Ref: No's) below, refer to lines on the:
English Ley-line Map.
are too many proposed ley-lines in Britain to show them
all. The following few are some of the better known.
St. Michael's Ley
(Map Ref: 1) -
Runs across southern England from 'Land's End' to at least Bury St.
Edmonds'. Includes Glastonbury, Avebury, Walaud's Bank and The Hurlers.
about St. Michael)
Stonehenge Ley (Map
A 22 mile ley running from
'Castle Ditches' to a series of tumuli on 'Cow Down'. (Bearing 49° 15')
Old Sarum Ley
(Map Ref: 3) - 18½ mile
alignment from just north of Stonehenge to the 'Frankenbury Camp'.
(Bearing 170° 45' - the same azimuth as the Glastonbury leyline.

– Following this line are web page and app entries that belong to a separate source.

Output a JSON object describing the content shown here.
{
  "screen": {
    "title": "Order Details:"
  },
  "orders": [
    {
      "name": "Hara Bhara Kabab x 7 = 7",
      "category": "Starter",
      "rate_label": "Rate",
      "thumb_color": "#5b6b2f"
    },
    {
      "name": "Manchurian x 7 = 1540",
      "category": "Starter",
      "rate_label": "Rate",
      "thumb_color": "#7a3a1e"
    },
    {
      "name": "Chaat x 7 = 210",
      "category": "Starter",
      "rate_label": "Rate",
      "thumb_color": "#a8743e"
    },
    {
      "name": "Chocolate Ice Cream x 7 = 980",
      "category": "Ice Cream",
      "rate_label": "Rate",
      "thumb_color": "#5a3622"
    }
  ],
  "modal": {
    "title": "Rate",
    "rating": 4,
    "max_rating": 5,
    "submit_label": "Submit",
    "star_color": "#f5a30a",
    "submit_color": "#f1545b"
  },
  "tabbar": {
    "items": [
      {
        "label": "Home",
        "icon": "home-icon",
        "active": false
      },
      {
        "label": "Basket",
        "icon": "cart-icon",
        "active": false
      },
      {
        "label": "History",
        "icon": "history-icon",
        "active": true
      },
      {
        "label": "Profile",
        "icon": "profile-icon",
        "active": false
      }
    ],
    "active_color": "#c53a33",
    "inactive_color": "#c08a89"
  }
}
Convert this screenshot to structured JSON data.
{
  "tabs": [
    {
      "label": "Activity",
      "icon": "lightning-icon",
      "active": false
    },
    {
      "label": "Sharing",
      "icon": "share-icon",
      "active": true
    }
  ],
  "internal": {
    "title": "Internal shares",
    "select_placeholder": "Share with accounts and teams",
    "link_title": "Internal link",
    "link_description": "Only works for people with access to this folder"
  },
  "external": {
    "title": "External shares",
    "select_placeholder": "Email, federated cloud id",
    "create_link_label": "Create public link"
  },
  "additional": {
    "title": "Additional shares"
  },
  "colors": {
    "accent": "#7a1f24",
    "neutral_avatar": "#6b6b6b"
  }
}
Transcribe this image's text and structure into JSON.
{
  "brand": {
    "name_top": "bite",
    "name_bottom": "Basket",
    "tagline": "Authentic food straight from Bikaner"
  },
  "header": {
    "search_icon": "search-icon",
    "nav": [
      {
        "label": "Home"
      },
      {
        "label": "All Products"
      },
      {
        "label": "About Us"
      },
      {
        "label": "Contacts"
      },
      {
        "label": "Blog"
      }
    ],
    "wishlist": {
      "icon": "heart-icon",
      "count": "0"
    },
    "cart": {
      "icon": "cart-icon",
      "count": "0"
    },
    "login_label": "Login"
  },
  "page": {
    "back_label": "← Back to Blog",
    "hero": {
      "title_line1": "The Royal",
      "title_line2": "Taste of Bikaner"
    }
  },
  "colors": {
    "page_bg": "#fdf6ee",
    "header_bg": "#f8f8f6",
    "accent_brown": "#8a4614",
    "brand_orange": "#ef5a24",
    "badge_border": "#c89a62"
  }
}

about Old Sarum)
Glastonbury Ley (Map
Ref: 4) -
21 mile alignment running from
Brockley to Butleigh. (Bearing 170° 40')
(Map Ref: 5)
- 10 mile alignment from Willerby
to 'South side mount'. (Bearing 142°)
(More about Rudstone)
Uffington Ley (Map Ref:
9¾ mile alignment running from
Uffington past Dragon Hill to a round-barrow south of the M4. Crosses
the Ridgeway and the St. Michael's ley. (Bearing 4° 20')
about Dragon Hill)
Devil's Arrows -
Thornborough Leys (Map Ref: 7, 8)
- Two alignments with a 'knee-bend'
at the Devil's arrows in Yorkshire.
The first ley (Map Ref: 7), starts
North at the Thornborough henges and ends at the Devil's arrows. The
three Thornborough henges are believed to have been erected around
1700-1400 BC (2), over the
pre-existing Thornborough Cursus. While the cursus (NE-SW), indicates a
Neolithic 'linear mentality', the ley alignment follows a different
azimuth, heading approximately NW-SE past the Nunwick henge towards the
Devil's arrows 11 miles away.
The second ley (Map Ref: 8) can be said to start
with two of the Devil's arrows, and continues another 5 miles SSE (150°
35'), past the Cana henge, on towards the Hutton moor henge. The Devil's
arrows (with at least one missing today) are known to have been
transported around 7 miles to their present location
about the Devil's Arrows)
of English Ley-lines)
if you know of any important leylines that
should be on this page)
Nazca Lines, Peru)